2007 Financial Markets Preview: M&A upside
Last year was a banner year for financing in the biotech sector. A total of $29.6 billion was raised worldwide, including $23.9 billion in the public space. But that doesn't mean investors will be fatigued going into 2007, because many had big returns from the M&A frenzy that cashed out companies from their portfolios.
Indeed, the 2006 surge in biotech M&A meant even more money was returned to public and private shareholders via takeouts - about $30 billion - than was raised in the private and public capital markets combined. As a result, many public equity funds, while not giving out specific performance numbers, are chalking up 2006 as a strong year.

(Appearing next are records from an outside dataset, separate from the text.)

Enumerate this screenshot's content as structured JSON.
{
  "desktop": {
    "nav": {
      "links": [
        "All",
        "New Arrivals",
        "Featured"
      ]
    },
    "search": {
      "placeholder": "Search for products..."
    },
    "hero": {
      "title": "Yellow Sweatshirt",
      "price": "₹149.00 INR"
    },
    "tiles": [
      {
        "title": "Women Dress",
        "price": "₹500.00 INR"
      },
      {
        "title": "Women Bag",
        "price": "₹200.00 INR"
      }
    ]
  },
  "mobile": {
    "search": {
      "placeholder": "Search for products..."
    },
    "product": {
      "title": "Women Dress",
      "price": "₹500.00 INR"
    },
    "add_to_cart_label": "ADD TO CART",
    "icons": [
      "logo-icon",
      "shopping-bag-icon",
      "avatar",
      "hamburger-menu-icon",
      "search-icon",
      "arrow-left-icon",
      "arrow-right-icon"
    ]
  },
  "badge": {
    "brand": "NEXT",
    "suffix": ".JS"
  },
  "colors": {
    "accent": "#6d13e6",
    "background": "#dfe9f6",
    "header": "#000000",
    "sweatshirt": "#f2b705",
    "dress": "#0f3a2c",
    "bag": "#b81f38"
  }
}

These investors are likely to continue to make money via M&A this year, as the disconnect between what public investors are willing to pay for companies versus what a strategic buyer (big biotech or pharma) will pay might narrow but certainly will not vanish. Indeed, 2007 kicks off with $19.6 billion worth of acquisitions waiting to close.

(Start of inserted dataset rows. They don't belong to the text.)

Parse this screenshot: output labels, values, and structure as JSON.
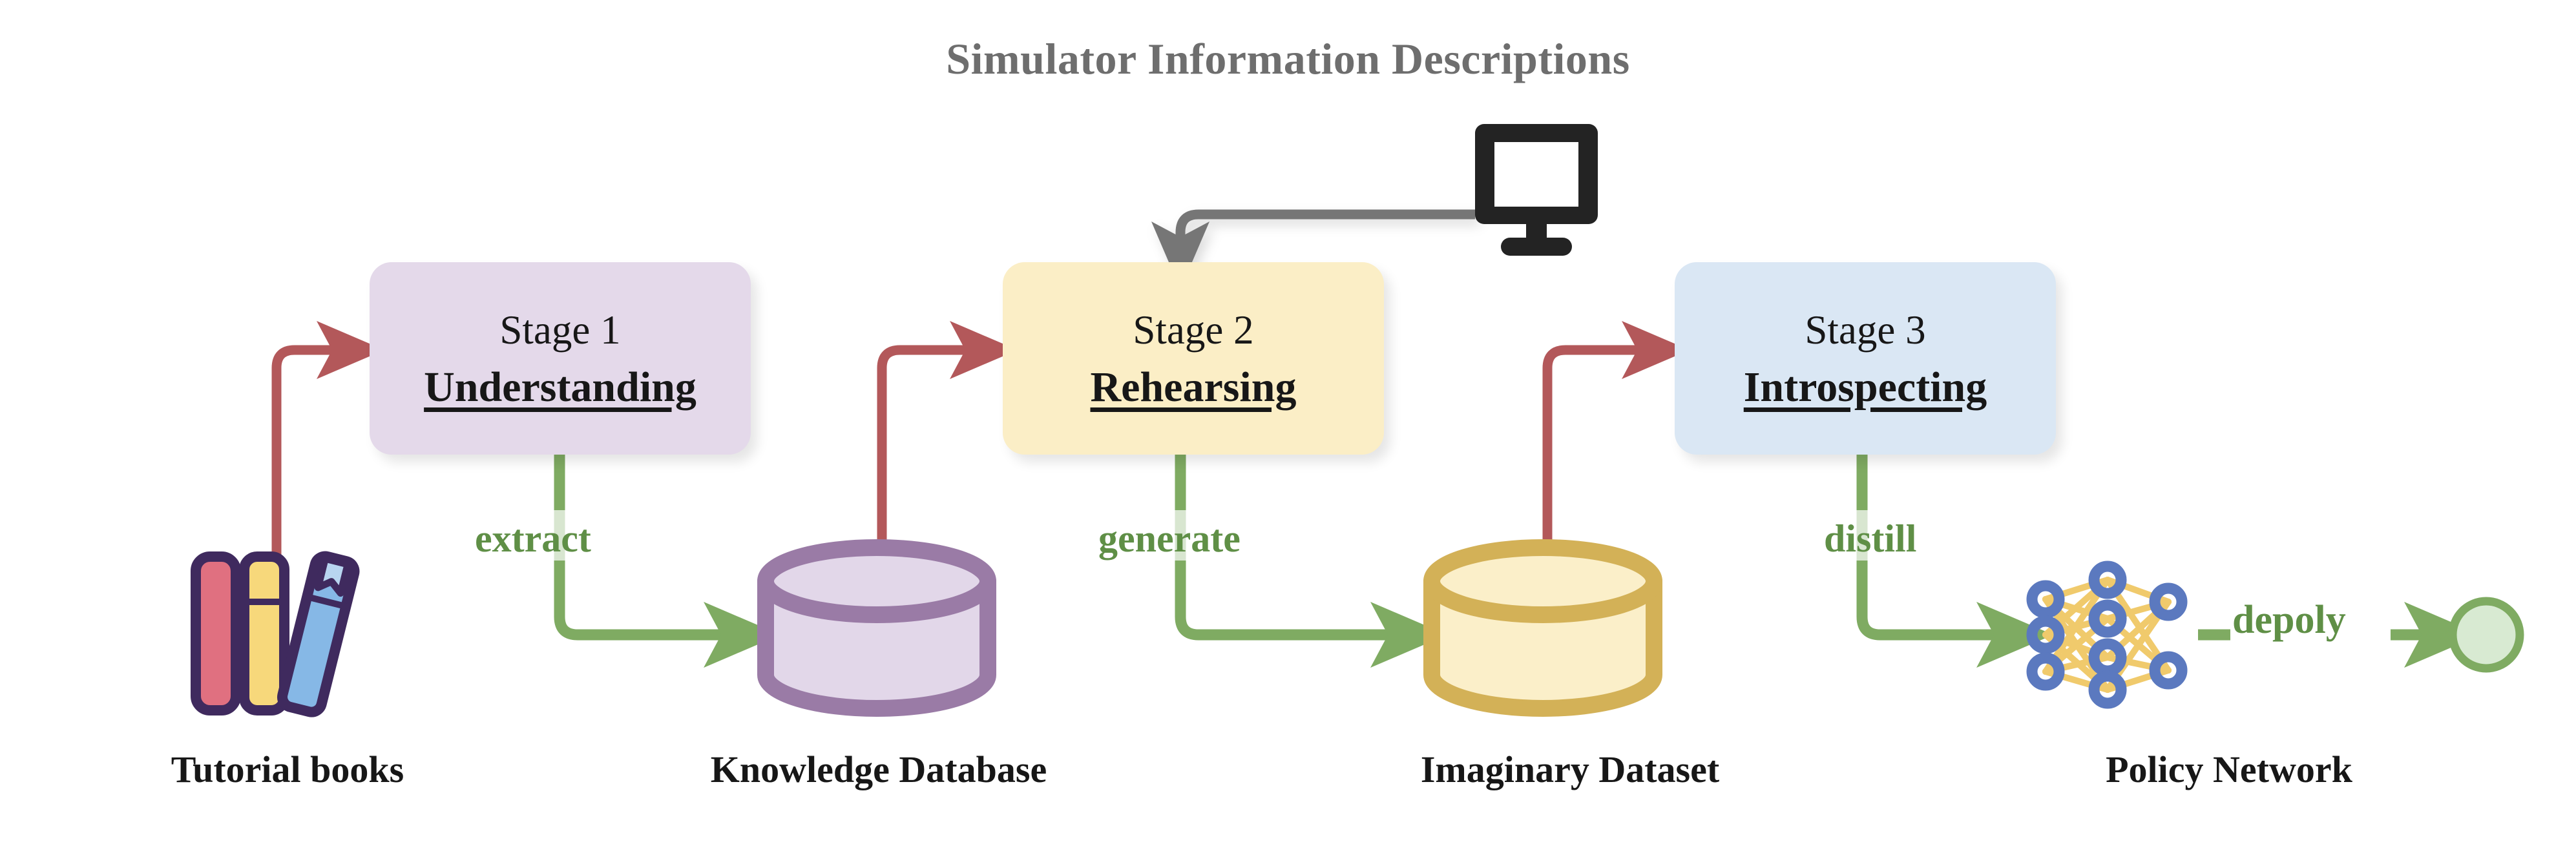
{
  "title": "Simulator Information Descriptions",
  "stages": [
    {
      "top_label": "Stage 1",
      "name": "Understanding",
      "color": "#e4d9ea"
    },
    {
      "top_label": "Stage 2",
      "name": "Rehearsing",
      "color": "#fbeec6"
    },
    {
      "top_label": "Stage 3",
      "name": "Introspecting",
      "color": "#dae7f4"
    }
  ],
  "edge_labels": {
    "extract": "extract",
    "generate": "generate",
    "distill": "distill",
    "deploy": "depoly"
  },
  "captions": {
    "books": "Tutorial books",
    "knowledge_database": "Knowledge Database",
    "imaginary_dataset": "Imaginary Dataset",
    "policy_network": "Policy Network"
  },
  "icons": {
    "books": "books-icon",
    "monitor": "monitor-icon",
    "knowledge_database": "database-cylinder-icon",
    "imaginary_dataset": "database-cylinder-icon",
    "policy_network": "neural-network-icon",
    "deployed_agent": "deployed-node-icon"
  },
  "colors": {
    "title_gray": "#6e6e6e",
    "red_arrow": "#b3585a",
    "green_arrow": "#7fab62",
    "gray_arrow": "#767676",
    "stage1_fill": "#e4d9ea",
    "stage2_fill": "#fbeec6",
    "stage3_fill": "#dae7f4",
    "purple_cylinder_stroke": "#9a7ba6",
    "purple_cylinder_fill": "#e2d7e9",
    "gold_cylinder_stroke": "#d3b157",
    "gold_cylinder_fill": "#fbefc9",
    "nn_node": "#5b79bf",
    "nn_edge": "#f0ca6c",
    "deploy_node_fill": "#d8ead2",
    "deploy_node_stroke": "#7fab62",
    "book_red": "#e07080",
    "book_yellow": "#f7d87b",
    "book_blue": "#86b8e6",
    "book_outline": "#3f2a5e",
    "monitor_black": "#232323",
    "label_green": "#5f8f46",
    "text_black": "#171717"
  },
  "flow": {
    "edges": [
      {
        "from": "books",
        "to": "stage-1",
        "color": "red"
      },
      {
        "from": "stage-1",
        "to": "knowledge-database",
        "color": "green",
        "label": "extract"
      },
      {
        "from": "knowledge-database",
        "to": "stage-2",
        "color": "red"
      },
      {
        "from": "monitor",
        "to": "stage-2",
        "color": "gray"
      },
      {
        "from": "stage-2",
        "to": "imaginary-dataset",
        "color": "green",
        "label": "generate"
      },
      {
        "from": "imaginary-dataset",
        "to": "stage-3",
        "color": "red"
      },
      {
        "from": "stage-3",
        "to": "policy-network",
        "color": "green",
        "label": "distill"
      },
      {
        "from": "policy-network",
        "to": "deployed-agent",
        "color": "green",
        "label": "depoly"
      }
    ]
  }
}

On average, corporate buyers in 2006 paid higher premiums for their takeouts than in years past. Indeed, it was not uncommon for a buyer to pay a premium of more than 50% for a public biotech. There are multiple reasons for the sweeter payouts, but two stick out. Equity assets were cheap, especially in the fall. The other can be summed up in two words: rational panic. Several pharma companies have new CEOs who are facing the worst of all worlds: major drugs coming off patent and a dearth of internal productivity.
The result, said Kai Bruening of DEKA Investments, is that "consolidation and M&A will be the major theme for 2007."
But despite the consensus that M&A will be a key way to make money on public companies this year, industry watchers don't think that will change how investments are made. Some buysiders had fast exits via M&A, while others saw long-time portfolio companies get taken out, and all find it impossible to predict which companies will get acquired.
As a result, the buysiders see M&A as a bonus, rather than a key factor in the decision to invest. Consequently, the prognosis for 2007 is a continuation of the past few years: measured investing in fundamentally sound companies with much less boom and bust in the sector(see BioCentury, Jan. 2,